Controlling our moods and responses is a challenge. Every leader is human.

Sometimes, we can’t help but bring weights from our personal lives into our work world. Sometimes, the pressure is on, and we feel it. Sometimes, we just wake up in a bad mood.

To maximize our influence, it’s essential to have a consistent and steady presence. An unpredictable and mercurial temperament on the part of the leader will create an uneasy environment.

A consistent demeanor, on the other hand, will create ease in the environment by knowing that the leader’s mood won’t disrupt the workday.  

Team members need the security of the knowledge their leader has a handle on matters. They should be able to feel the leader has a level of maturity and emotional management that they can emulate and respect. During an early part of my career, I was blessed enough to work for a manager who modeled this exceptionally well.

Day to day, no matter what pressures (and sometimes failures) our team faced, we knew his consistent and encouraging outlook would set the tone for our work environment. As a result, this team thrived in a multi-year creative season, launching new works that are still flourishing today. I believe this leader’s ability to manage his demeanor and emotions set the environment for our team to experiment, collaborate, and move our work forward so well.  

After watching this leader and others I’ve seen do this well, here are some characteristics each modeled consistently that help set a great formula for all of us to seek to exemplify as we try to lead well. Emotionally consistent leaders will:  
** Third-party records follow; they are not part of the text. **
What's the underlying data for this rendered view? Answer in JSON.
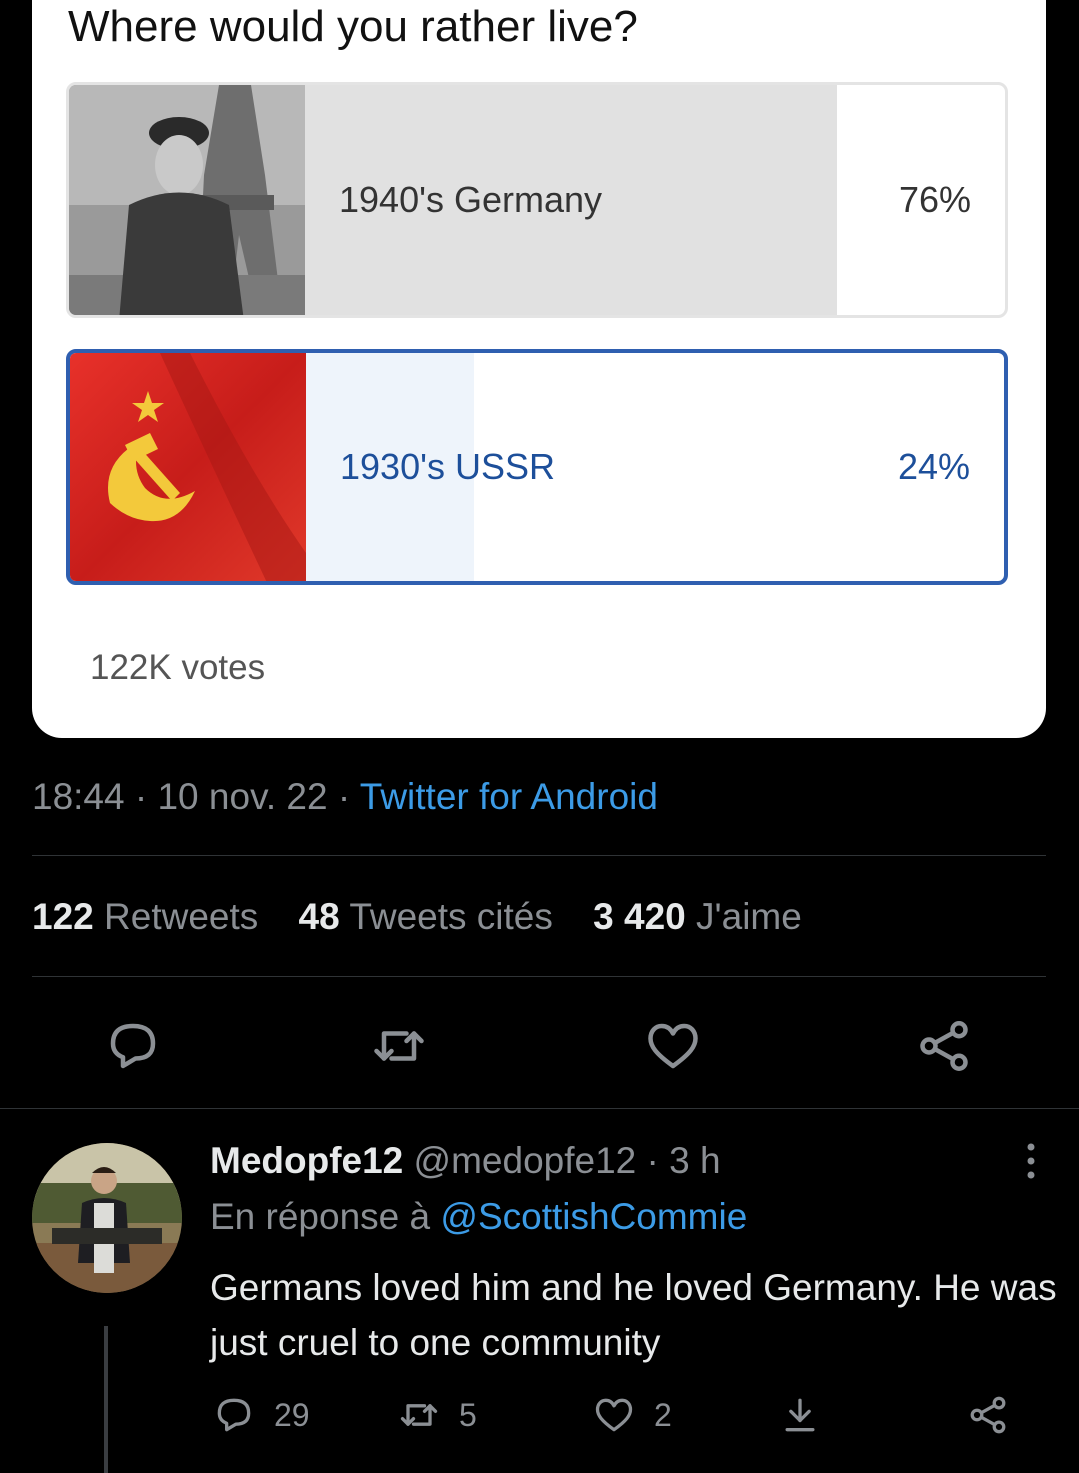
{
  "poll": {
    "question": "Where would you rather live?",
    "options": [
      {
        "label": "1940's Germany",
        "percent_text": "76%",
        "fraction": 0.76
      },
      {
        "label": "1930's USSR",
        "percent_text": "24%",
        "fraction": 0.24
      }
    ],
    "votes": "122K votes"
  },
  "tweet_meta": {
    "time": "18:44",
    "sep1": " · ",
    "date": "10 nov. 22",
    "sep2": " · ",
    "source": "Twitter for Android"
  },
  "stats": {
    "retweets_count": "122",
    "retweets_label": "Retweets",
    "quotes_count": "48",
    "quotes_label": "Tweets cités",
    "likes_count": "3 420",
    "likes_label": "J'aime"
  },
  "actions": [
    "reply-icon",
    "retweet-icon",
    "like-icon",
    "share-icon"
  ],
  "reply": {
    "display_name": "Medopfe12",
    "handle": "@medopfe12",
    "sep": " · ",
    "time": "3 h",
    "reply_prefix": "En réponse à",
    "reply_handle": "@ScottishCommie",
    "text": "Germans loved him and he loved Germany. He was just cruel to one community",
    "counts": {
      "replies": "29",
      "retweets": "5",
      "likes": "2"
    }
  },
  "colors": {
    "background": "#000000",
    "accent_blue": "#3c9be6",
    "selected_option_border": "#2f5fb0",
    "muted_text": "#8b8f94"
  }
}
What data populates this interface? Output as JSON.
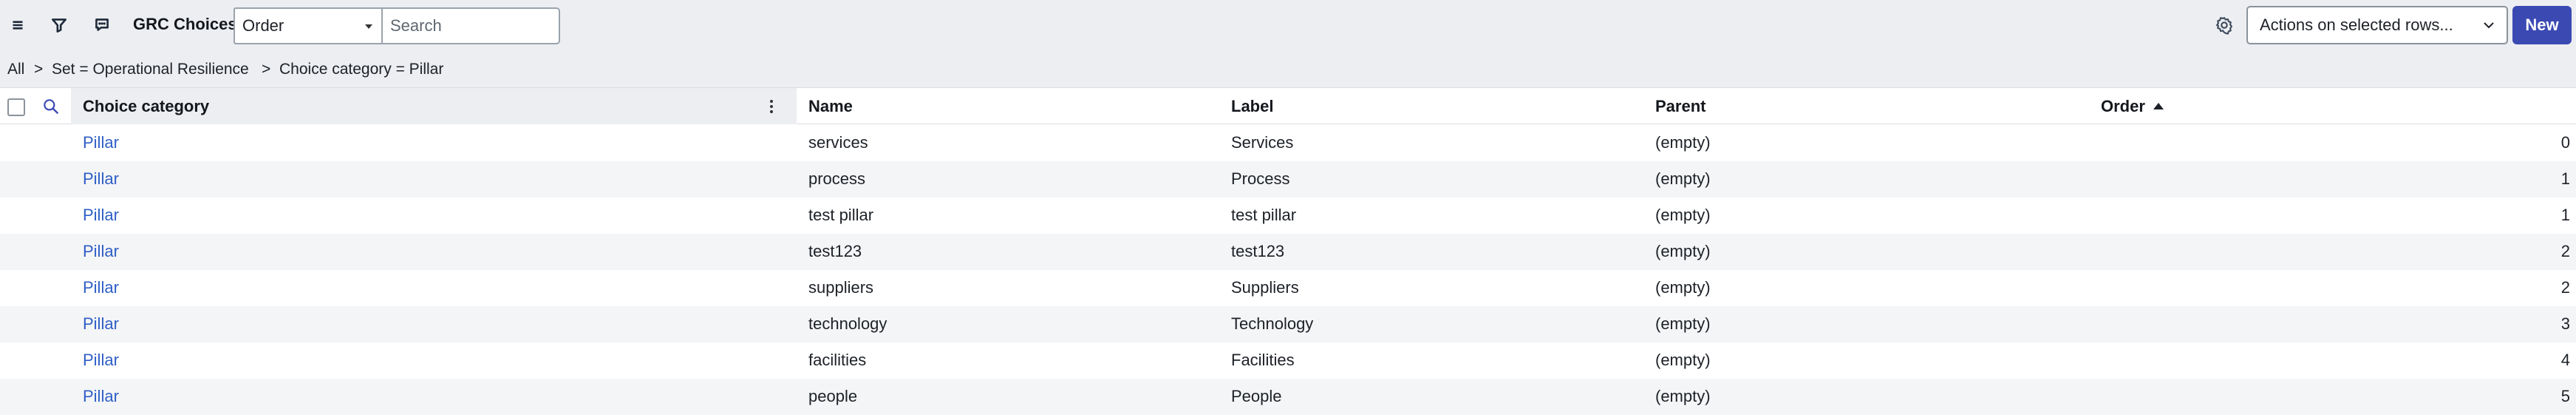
{
  "header": {
    "title": "GRC Choices",
    "field_select": "Order",
    "search_placeholder": "Search",
    "actions_select": "Actions on selected rows...",
    "new_label": "New",
    "icons": [
      "menu-icon",
      "filter-icon",
      "comment-icon",
      "gear-icon"
    ]
  },
  "breadcrumb": {
    "all": "All",
    "sep1": ">",
    "crumb1": "Set = Operational Resilience",
    "sep2": ">",
    "crumb2": "Choice category = Pillar"
  },
  "table": {
    "columns": {
      "choice_category": "Choice category",
      "name": "Name",
      "label": "Label",
      "parent": "Parent",
      "order": "Order"
    },
    "sort": {
      "column": "Order",
      "direction": "ascending"
    },
    "rows": [
      {
        "choice_category": "Pillar",
        "name": "services",
        "label": "Services",
        "parent": "(empty)",
        "order": "0"
      },
      {
        "choice_category": "Pillar",
        "name": "process",
        "label": "Process",
        "parent": "(empty)",
        "order": "1"
      },
      {
        "choice_category": "Pillar",
        "name": "test pillar",
        "label": "test pillar",
        "parent": "(empty)",
        "order": "1"
      },
      {
        "choice_category": "Pillar",
        "name": "test123",
        "label": "test123",
        "parent": "(empty)",
        "order": "2"
      },
      {
        "choice_category": "Pillar",
        "name": "suppliers",
        "label": "Suppliers",
        "parent": "(empty)",
        "order": "2"
      },
      {
        "choice_category": "Pillar",
        "name": "technology",
        "label": "Technology",
        "parent": "(empty)",
        "order": "3"
      },
      {
        "choice_category": "Pillar",
        "name": "facilities",
        "label": "Facilities",
        "parent": "(empty)",
        "order": "4"
      },
      {
        "choice_category": "Pillar",
        "name": "people",
        "label": "People",
        "parent": "(empty)",
        "order": "5"
      }
    ]
  },
  "colors": {
    "link": "#2f5ec6",
    "primary": "#3b49b3",
    "header_bg": "#eceef1",
    "row_alt": "#f4f5f7"
  }
}
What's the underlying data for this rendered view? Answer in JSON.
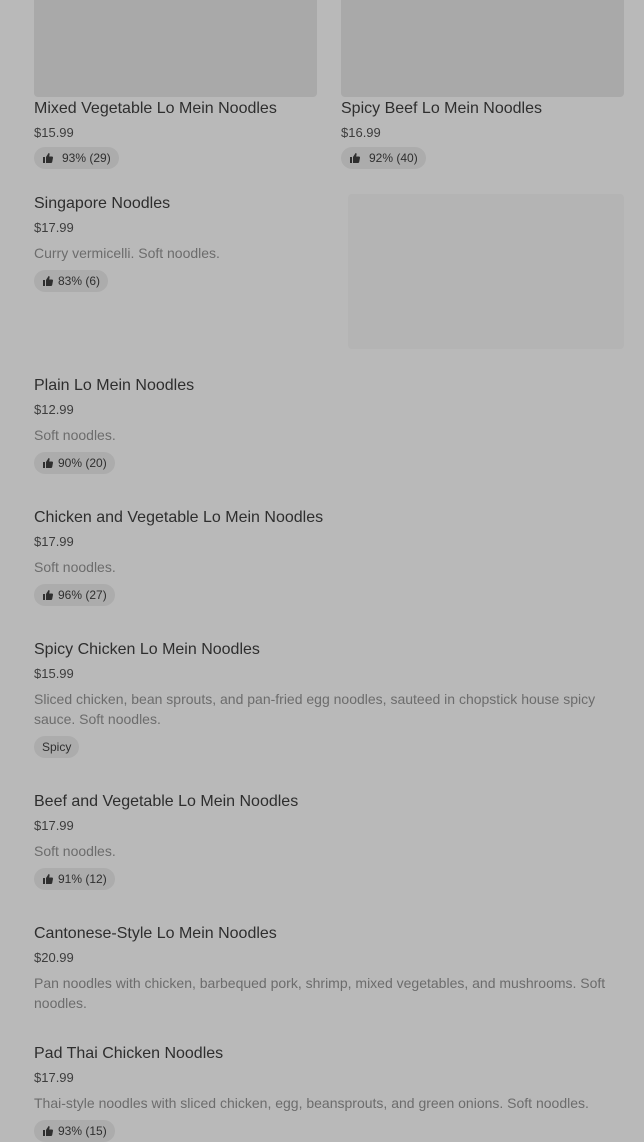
{
  "top_cards": [
    {
      "title": "Mixed Vegetable Lo Mein Noodles",
      "price": "$15.99",
      "rating": "93% (29)"
    },
    {
      "title": "Spicy Beef Lo Mein Noodles",
      "price": "$16.99",
      "rating": "92% (40)"
    }
  ],
  "items": [
    {
      "title": "Singapore Noodles",
      "price": "$17.99",
      "description": "Curry vermicelli. Soft noodles.",
      "rating": "83% (6)"
    },
    {
      "title": "Plain Lo Mein Noodles",
      "price": "$12.99",
      "description": "Soft noodles.",
      "rating": "90% (20)"
    },
    {
      "title": "Chicken and Vegetable Lo Mein Noodles",
      "price": "$17.99",
      "description": "Soft noodles.",
      "rating": "96% (27)"
    },
    {
      "title": "Spicy Chicken Lo Mein Noodles",
      "price": "$15.99",
      "description": "Sliced chicken, bean sprouts, and pan-fried egg noodles, sauteed in chopstick house spicy sauce. Soft noodles.",
      "tag": "Spicy"
    },
    {
      "title": "Beef and Vegetable Lo Mein Noodles",
      "price": "$17.99",
      "description": "Soft noodles.",
      "rating": "91% (12)"
    },
    {
      "title": "Cantonese-Style Lo Mein Noodles",
      "price": "$20.99",
      "description": "Pan noodles with chicken, barbequed pork, shrimp, mixed vegetables, and mushrooms. Soft noodles."
    },
    {
      "title": "Pad Thai Chicken Noodles",
      "price": "$17.99",
      "description": "Thai-style noodles with sliced chicken, egg, beansprouts, and green onions. Soft noodles.",
      "rating": "93% (15)"
    }
  ],
  "icons": {
    "rating": "thumbs-up-icon"
  }
}
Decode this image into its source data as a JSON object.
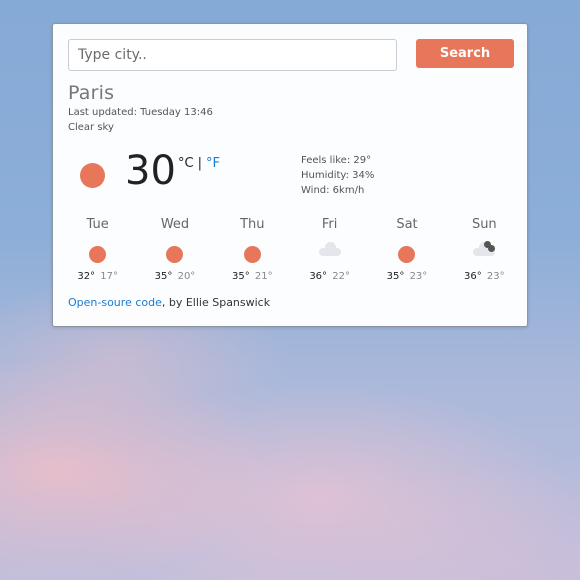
{
  "search": {
    "placeholder": "Type city..",
    "value": "",
    "button_label": "Search"
  },
  "current": {
    "city": "Paris",
    "last_updated": "Last updated: Tuesday 13:46",
    "description": "Clear sky",
    "icon": "sun-icon",
    "temperature": "30",
    "unit_c": "°C",
    "unit_separator": "|",
    "unit_f": "°F",
    "feels_like": "Feels like: 29°",
    "humidity": "Humidity: 34%",
    "wind": "Wind: 6km/h"
  },
  "forecast": [
    {
      "day": "Tue",
      "icon": "sun-icon",
      "max": "32°",
      "min": "17°"
    },
    {
      "day": "Wed",
      "icon": "sun-icon",
      "max": "35°",
      "min": "20°"
    },
    {
      "day": "Thu",
      "icon": "sun-icon",
      "max": "35°",
      "min": "21°"
    },
    {
      "day": "Fri",
      "icon": "cloud-icon",
      "max": "36°",
      "min": "22°"
    },
    {
      "day": "Sat",
      "icon": "sun-icon",
      "max": "35°",
      "min": "23°"
    },
    {
      "day": "Sun",
      "icon": "cloud-rain-icon",
      "max": "36°",
      "min": "23°"
    }
  ],
  "footer": {
    "link_text": "Open-soure code",
    "by_text": ", by Ellie Spanswick"
  },
  "colors": {
    "accent": "#e8765a",
    "link": "#1b7bd0"
  }
}
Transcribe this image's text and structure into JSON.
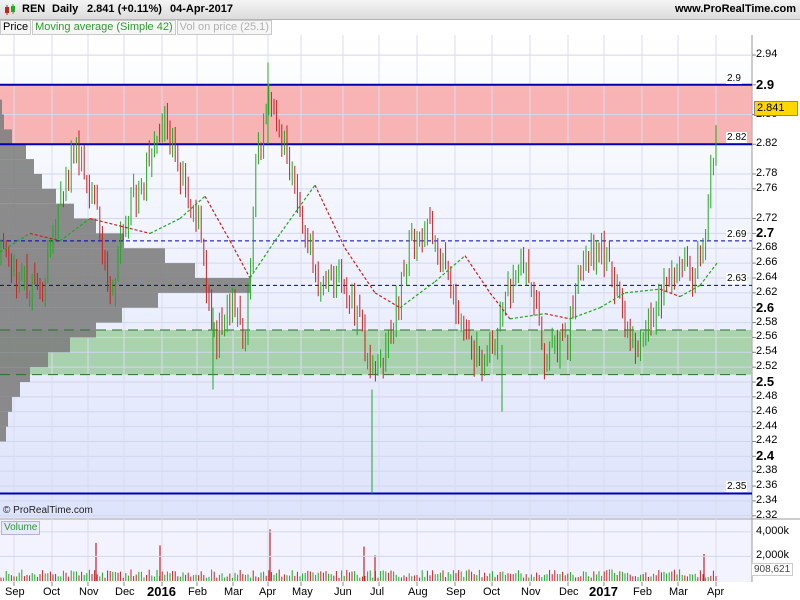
{
  "header": {
    "ticker": "REN",
    "period": "Daily",
    "quote": "2.841 (+0.11%)",
    "date": "04-Apr-2017",
    "site": "www.ProRealTime.com"
  },
  "legend": {
    "price": "Price",
    "ma": "Moving average (Simple 42)",
    "vbp": "Vol on price (25.1)"
  },
  "copyright": "© ProRealTime.com",
  "volume_label": "Volume",
  "last_price": "2.841",
  "last_volume": "908,621",
  "colors": {
    "up": "#1faa1f",
    "down": "#cc2020",
    "resistance_zone": "#f7a3a3",
    "support_zone": "#97cc99",
    "level_line": "#0000b4",
    "profile": "#7f7f7f",
    "price_badge": "#ffd700"
  },
  "chart_data": [
    {
      "type": "candlestick",
      "title": "REN Daily",
      "x_ticks": [
        "Sep",
        "Oct",
        "Nov",
        "Dec",
        "2016",
        "Feb",
        "Mar",
        "Apr",
        "May",
        "Jun",
        "Jul",
        "Aug",
        "Sep",
        "Oct",
        "Nov",
        "Dec",
        "2017",
        "Feb",
        "Mar",
        "Apr"
      ],
      "y_ticks": [
        "2.94",
        "2.9",
        "2.86",
        "2.82",
        "2.78",
        "2.76",
        "2.72",
        "2.7",
        "2.68",
        "2.66",
        "2.64",
        "2.62",
        "2.6",
        "2.58",
        "2.56",
        "2.54",
        "2.52",
        "2.5",
        "2.48",
        "2.46",
        "2.44",
        "2.42",
        "2.4",
        "2.38",
        "2.36",
        "2.34",
        "2.32"
      ],
      "ylim": [
        2.317,
        2.967
      ],
      "grid": true,
      "series": [
        {
          "name": "Price"
        },
        {
          "name": "Moving average (Simple 42)"
        },
        {
          "name": "Vol on price (25.1)"
        }
      ],
      "levels": [
        {
          "value": 2.9,
          "label": "2.9",
          "style": "solid"
        },
        {
          "value": 2.82,
          "label": "2.82",
          "style": "solid"
        },
        {
          "value": 2.69,
          "label": "2.69",
          "style": "dashed"
        },
        {
          "value": 2.63,
          "label": "2.63",
          "style": "dashed"
        },
        {
          "value": 2.35,
          "label": "2.35",
          "style": "solid"
        }
      ],
      "zones": [
        {
          "from": 2.82,
          "to": 2.9,
          "color": "#f7a3a3"
        },
        {
          "from": 2.51,
          "to": 2.57,
          "color": "#97cc99"
        }
      ],
      "close_path": [
        {
          "x": 0,
          "close": 2.67
        },
        {
          "x": 20,
          "close": 2.64
        },
        {
          "x": 40,
          "close": 2.62
        },
        {
          "x": 60,
          "close": 2.74
        },
        {
          "x": 75,
          "close": 2.82
        },
        {
          "x": 95,
          "close": 2.74
        },
        {
          "x": 110,
          "close": 2.61
        },
        {
          "x": 125,
          "close": 2.72
        },
        {
          "x": 145,
          "close": 2.78
        },
        {
          "x": 165,
          "close": 2.86
        },
        {
          "x": 185,
          "close": 2.76
        },
        {
          "x": 200,
          "close": 2.7
        },
        {
          "x": 215,
          "close": 2.55
        },
        {
          "x": 230,
          "close": 2.6
        },
        {
          "x": 245,
          "close": 2.56
        },
        {
          "x": 255,
          "close": 2.78
        },
        {
          "x": 268,
          "close": 2.9
        },
        {
          "x": 285,
          "close": 2.82
        },
        {
          "x": 300,
          "close": 2.74
        },
        {
          "x": 320,
          "close": 2.62
        },
        {
          "x": 340,
          "close": 2.64
        },
        {
          "x": 360,
          "close": 2.58
        },
        {
          "x": 375,
          "close": 2.49
        },
        {
          "x": 390,
          "close": 2.56
        },
        {
          "x": 410,
          "close": 2.68
        },
        {
          "x": 430,
          "close": 2.7
        },
        {
          "x": 450,
          "close": 2.63
        },
        {
          "x": 475,
          "close": 2.53
        },
        {
          "x": 495,
          "close": 2.55
        },
        {
          "x": 510,
          "close": 2.62
        },
        {
          "x": 525,
          "close": 2.66
        },
        {
          "x": 545,
          "close": 2.53
        },
        {
          "x": 565,
          "close": 2.55
        },
        {
          "x": 580,
          "close": 2.64
        },
        {
          "x": 600,
          "close": 2.69
        },
        {
          "x": 615,
          "close": 2.62
        },
        {
          "x": 630,
          "close": 2.57
        },
        {
          "x": 640,
          "close": 2.54
        },
        {
          "x": 650,
          "close": 2.59
        },
        {
          "x": 665,
          "close": 2.63
        },
        {
          "x": 680,
          "close": 2.66
        },
        {
          "x": 695,
          "close": 2.64
        },
        {
          "x": 705,
          "close": 2.7
        },
        {
          "x": 712,
          "close": 2.8
        },
        {
          "x": 717,
          "close": 2.841
        }
      ],
      "ma42": [
        {
          "x": 0,
          "v": 2.675
        },
        {
          "x": 30,
          "v": 2.7
        },
        {
          "x": 60,
          "v": 2.69
        },
        {
          "x": 90,
          "v": 2.72
        },
        {
          "x": 120,
          "v": 2.71
        },
        {
          "x": 150,
          "v": 2.7
        },
        {
          "x": 180,
          "v": 2.72
        },
        {
          "x": 205,
          "v": 2.75
        },
        {
          "x": 230,
          "v": 2.69
        },
        {
          "x": 250,
          "v": 2.64
        },
        {
          "x": 275,
          "v": 2.69
        },
        {
          "x": 315,
          "v": 2.765
        },
        {
          "x": 345,
          "v": 2.68
        },
        {
          "x": 375,
          "v": 2.62
        },
        {
          "x": 400,
          "v": 2.6
        },
        {
          "x": 435,
          "v": 2.635
        },
        {
          "x": 465,
          "v": 2.67
        },
        {
          "x": 490,
          "v": 2.62
        },
        {
          "x": 510,
          "v": 2.585
        },
        {
          "x": 545,
          "v": 2.592
        },
        {
          "x": 570,
          "v": 2.585
        },
        {
          "x": 600,
          "v": 2.6
        },
        {
          "x": 625,
          "v": 2.62
        },
        {
          "x": 660,
          "v": 2.625
        },
        {
          "x": 680,
          "v": 2.615
        },
        {
          "x": 700,
          "v": 2.63
        },
        {
          "x": 717,
          "v": 2.66
        }
      ],
      "volume_profile": [
        {
          "price": 2.87,
          "width": 2
        },
        {
          "price": 2.85,
          "width": 4
        },
        {
          "price": 2.83,
          "width": 12
        },
        {
          "price": 2.81,
          "width": 26
        },
        {
          "price": 2.79,
          "width": 34
        },
        {
          "price": 2.77,
          "width": 42
        },
        {
          "price": 2.75,
          "width": 56
        },
        {
          "price": 2.73,
          "width": 74
        },
        {
          "price": 2.71,
          "width": 96
        },
        {
          "price": 2.69,
          "width": 124
        },
        {
          "price": 2.67,
          "width": 165
        },
        {
          "price": 2.65,
          "width": 195
        },
        {
          "price": 2.63,
          "width": 250
        },
        {
          "price": 2.61,
          "width": 158
        },
        {
          "price": 2.59,
          "width": 122
        },
        {
          "price": 2.57,
          "width": 96
        },
        {
          "price": 2.55,
          "width": 70
        },
        {
          "price": 2.53,
          "width": 48
        },
        {
          "price": 2.51,
          "width": 30
        },
        {
          "price": 2.49,
          "width": 20
        },
        {
          "price": 2.47,
          "width": 12
        },
        {
          "price": 2.45,
          "width": 8
        },
        {
          "price": 2.43,
          "width": 6
        }
      ]
    },
    {
      "type": "bar",
      "title": "Volume",
      "y_ticks": [
        "4,000k",
        "2,000k"
      ],
      "ylim": [
        0,
        4800000
      ],
      "spikes": [
        {
          "x": 96,
          "value": 3100000
        },
        {
          "x": 160,
          "value": 2900000
        },
        {
          "x": 270,
          "value": 4200000
        },
        {
          "x": 364,
          "value": 2800000
        },
        {
          "x": 375,
          "value": 2100000
        },
        {
          "x": 704,
          "value": 2200000
        }
      ],
      "last_value": "908,621"
    }
  ]
}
  • Examine one’s heart & mind. An important starting point in managing one’s outlook and moods can begin with self-awareness and self-acknowledgment. What exactly has managed to set our mood for the day? Sometimes, it might be a lingering physical ailment, a lack of sleep, or our favorite ball team losing an important game. Our hearts tend to be selfish and self-focused by nature. It can be easy for our outlook to get negatively hijacked; before we know it, our mood is soured over something manageable if we pay attention to it. A good leader doesn’t run on autopilot but instead will stop and examine what might be bothering them. When you feel a bit off, take the time to pause and see if you can get to the root of what is threatening your mood.  
  • Separate problems of key value from those that concern oneself. In the workplace, the effective leader must be able to separate what’s important from what’s ultimately inconsequential. A key area of discernment comes from what you allow to distract and frustrate your demeanor. Almost every workday will bring a manner of frustration for a leader. Each of us has a finite amount of energy and focus on these things. It is critical for the effective leader only to allow missional matters to rise to the highest levels of concern. What you see as necessary and urgent is what your team will see as important and urgent. Not everything can rise to this level, and if you, as a leader, attempt to drive every issue at this level, you will exhaust your team both physically and emotionally. Choose carefully what you allow your team to see affects you and your demeanor. Focus on mission-critical work and values; your team will also learn to prioritize them.  
  • Practice gratefulness & do something nice for oneself. There is also a pragmatic side to managing your emotional energies and moods at work; if you intentionally do so, it will make a difference in your daily outlook. This is the practice of simple gratefulness. Even on the darkest and most challenging days, there are things for which to be grateful. Dwelling on these and giving thanks for them helps even out our perspectives. It helps us be easier on ourselves, the work we must do, and the people surrounding us. In addition, when you are feeling down, indulge in a little reward. Taking a moment to savor a special coffee, dessert, a call to a friend, or something similar can positively affect your mood. It’s a little thing but pausing for a reward can refresh our outlook and help get us to the end of a pressure-filled day.  

None of us are going to be perfect leaders. We often regret the moments when our words and actions were more harsh or critical than we would have liked. A greater self-awareness of what is driving our outlook and mood, however, can help us better control these types of situations and, through the practice of managing them well, will increase your ability to lead and influence your team.